T. O'Heir
August 16, 2007, 10:51 PM
"...captive in a rectangular steel block..." That takes a special tool to get out properly. A screwdriver isn't it. Brownell's sells them for $19.97.
Or if you know a machinist, it can be made. It's a 3/16" round bar with a slot cut on the end and bent. Have a look at the Brownell's tool for how it needs to be bent. http://www.brownells.com/aspx/NS/store/ProductDetail.aspx?p=774&title=S%26W+REBOUND+SLIDE+SPRING+TOOL
Just changing the springs will drop the DA trigger pull. Smooth is more important than light though. Especially as the SA is fine. Wolff sells a 'shooter's pak' with a hammer spring and 3 different weight rebound springs for $9. http://www.gunsprings.com/Revolver/SmithWesson_RvNF.html#S&WJ

James K
August 17, 2007, 10:26 AM
You need a special tool to remove and install the rebound spring on an S&W? News to me, and I was doing S&W work before they invented that tool. You just pull the rebound slide up and let the spring pop out. You install with a Philips screwdriver.

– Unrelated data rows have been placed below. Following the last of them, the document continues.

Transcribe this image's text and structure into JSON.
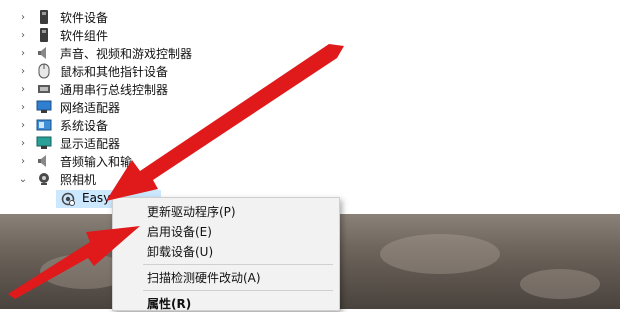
{
  "tree": {
    "items": [
      {
        "label": "软件设备",
        "icon": "software-device-icon"
      },
      {
        "label": "软件组件",
        "icon": "software-component-icon"
      },
      {
        "label": "声音、视频和游戏控制器",
        "icon": "speaker-icon"
      },
      {
        "label": "鼠标和其他指针设备",
        "icon": "mouse-icon"
      },
      {
        "label": "通用串行总线控制器",
        "icon": "usb-icon"
      },
      {
        "label": "网络适配器",
        "icon": "network-adapter-icon"
      },
      {
        "label": "系统设备",
        "icon": "system-device-icon"
      },
      {
        "label": "显示适配器",
        "icon": "display-adapter-icon"
      },
      {
        "label": "音频输入和输",
        "icon": "audio-io-icon"
      },
      {
        "label": "照相机",
        "icon": "camera-icon"
      }
    ],
    "child": {
      "label": "Easy C",
      "icon": "camera-device-icon"
    }
  },
  "context_menu": {
    "items": [
      {
        "label": "更新驱动程序(P)"
      },
      {
        "label": "启用设备(E)"
      },
      {
        "label": "卸载设备(U)"
      },
      {
        "label": "扫描检测硬件改动(A)"
      },
      {
        "label": "属性(R)"
      }
    ]
  },
  "colors": {
    "arrow": "#e0191b",
    "selection": "#cce8ff"
  }
}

Bill DeShivs
August 17, 2007, 12:36 PM
S&W armorer school used to recommend a screwdriver.

August 17, 2007, 12:58 PM
Follow the advice to get an extra spring. If you need a written reference, buy Jerry Kuhnhausen's book. Rather than grind springs, I would spend $9 on a Wolff spring pack (http://www.gunsprings.com/Revolver/SmithWesson_RvNF.html). That will let you try more than one spring weight for reliability.

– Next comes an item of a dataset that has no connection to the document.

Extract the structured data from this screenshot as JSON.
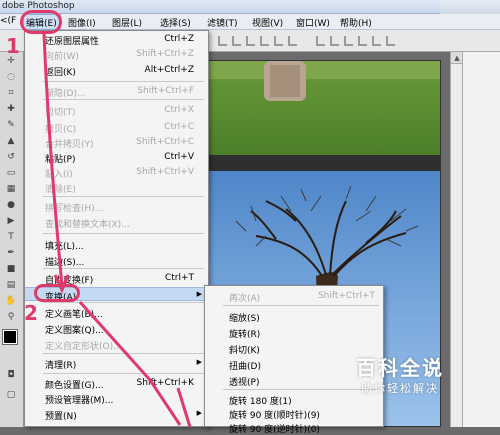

I have taken to soaking springs and polished steel DA revolver parts for 72 hours in Sprinco Plate+ Silver (http://www.sprinco.com/plateplus.html) before final assembly. This applies a lubrication coating that bonds to the steel.

James K
August 18, 2007, 11:01 AM
For the more adventurous souls, there is a trick to reduce friction on the rebound slide. You put it in the milling machine and make shallow cuts down the center portion of the sides and bottom, leaving two narrow "rails". It doesn't make much difference, but there is some. Of course, a machinist will charge two arms and a left leg to do it, but those looking for some extra "edge" seem to like it.